- It encourages its members to bring in their own thoughts and ideas, no matter how ridiculous they might seem at the outset, and provides a platform for them to be bounced about, discussed, tested, and refined.
- It praises and compliments, but also challenges and questions so as to promote staff development.
- Its members are open and keen to share and to learn, not adverse to peers observing their classes, giving them feedback, or using their lesson ideas.
- It welcomes new members as they often bring with them fresh ways of doing and looking at things.
The Global Staffroom
The proliferation of mobile devices and networking sites like Twitter and Facebook has enabled educators around the world to connect via the internet, and in the process, shaping their own global staffroom where ideas are shared, debated, and discussed. One’s Personal Learning Network (PLN) can take on the roles of the ‘Support Group’, ‘Venting Hole’, advice giver, and even friend. Once in a while, some PLNs might act like a ‘Circle of Trust’, but more often than not, PLNs are open welcoming groups that may include teachers with different levels of experience, qualifications, and accomplishments in the industry.
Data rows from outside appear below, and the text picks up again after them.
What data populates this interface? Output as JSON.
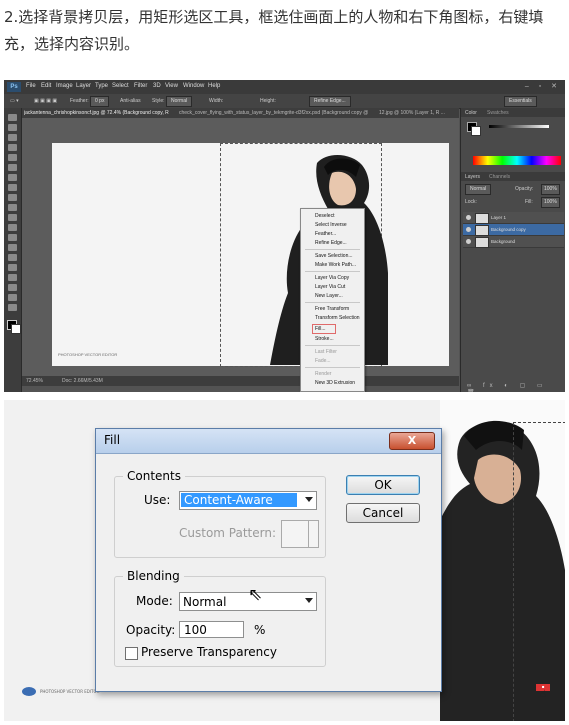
{
  "caption": "2.选择背景拷贝层，用矩形选区工具，框选住画面上的人物和右下角图标，右键填充，选择内容识别。",
  "photoshop": {
    "logo": "Ps",
    "menu": [
      "File",
      "Edit",
      "Image",
      "Layer",
      "Type",
      "Select",
      "Filter",
      "3D",
      "View",
      "Window",
      "Help"
    ],
    "options": {
      "feather_label": "Feather:",
      "feather_value": "0 px",
      "antialias": "Anti-alias",
      "style_label": "Style:",
      "style_value": "Normal",
      "width_label": "Width:",
      "height_label": "Height:",
      "refine_edge": "Refine Edge...",
      "workspace": "Essentials"
    },
    "tabs": [
      "jackantenna_chrishopkinsoncf.jpg @ 72.4% (Background copy, RGB/8)",
      "check_cover_flying_with_status_layer_by_tekmgrite-d3f2xx.psd (Background copy @ 100% ...",
      "12.jpg @ 100% (Layer 1, R ..."
    ],
    "status_zoom": "72.45%",
    "status_doc": "Doc: 2.66M/5.43M",
    "watermark": "PHOTOSHOP VECTOR EDITOR",
    "context_menu": {
      "items": [
        "Deselect",
        "Select Inverse",
        "Feather...",
        "Refine Edge...",
        "Save Selection...",
        "Make Work Path...",
        "Layer Via Copy",
        "Layer Via Cut",
        "New Layer...",
        "Free Transform",
        "Transform Selection",
        "Fill...",
        "Stroke...",
        "Last Filter",
        "Fade...",
        "Render",
        "New 3D Extrusion"
      ]
    },
    "panels": {
      "color_tab": "Color",
      "swatches_tab": "Swatches",
      "layers_tab": "Layers",
      "channels_tab": "Channels",
      "blend_mode": "Normal",
      "opacity_label": "Opacity:",
      "opacity_value": "100%",
      "lock_label": "Lock:",
      "fill_label": "Fill:",
      "fill_value": "100%",
      "layers": [
        "Layer 1",
        "Background copy",
        "Background"
      ]
    }
  },
  "fill_dialog": {
    "title": "Fill",
    "close": "X",
    "contents_legend": "Contents",
    "use_label": "Use:",
    "use_value": "Content-Aware",
    "custom_pattern_label": "Custom Pattern:",
    "blending_legend": "Blending",
    "mode_label": "Mode:",
    "mode_value": "Normal",
    "opacity_label": "Opacity:",
    "opacity_value": "100",
    "opacity_unit": "%",
    "preserve_label": "Preserve Transparency",
    "ok_label": "OK",
    "cancel_label": "Cancel",
    "watermark": "PHOTOSHOP VECTOR EDITOR"
  }
}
Conferences like the coming IATEFL can be a great meeting place for the global staffroom. As such conferences tend to attract like-minded professionals who are keen on their professional development, it isn’t difficult to strike up conversations with complete strangers who see the merits in allowing mobile phones in the classrooms, are keen to discuss the validity and reliability of the IELTS exam, and do not find it nerdy debating the pros and cons of the Lexical Approach.
So if you are unhappy with your staffroom for whatever reason, don’t feel like you have to walk the teaching journey alone. Join a community of teachers online or attend an ELT conference, and tailor make your own global staffroom.
Chia Suan Chong is a General English and Business English teacher and teacher trainer, with a degree in Communication Studies (Broadcast and Electronic Media) and an MA in Applied Linguistics and English Language Teaching from King’s College London.
Fascinated by the interplay between culture, language and thought, Chia is also an intercultural skills trainer and materials developer, and is now based in York.
She is also the voice of @ETprofessional on Twitter. You can find out more about her on her blogsite www.chiasuanchong.com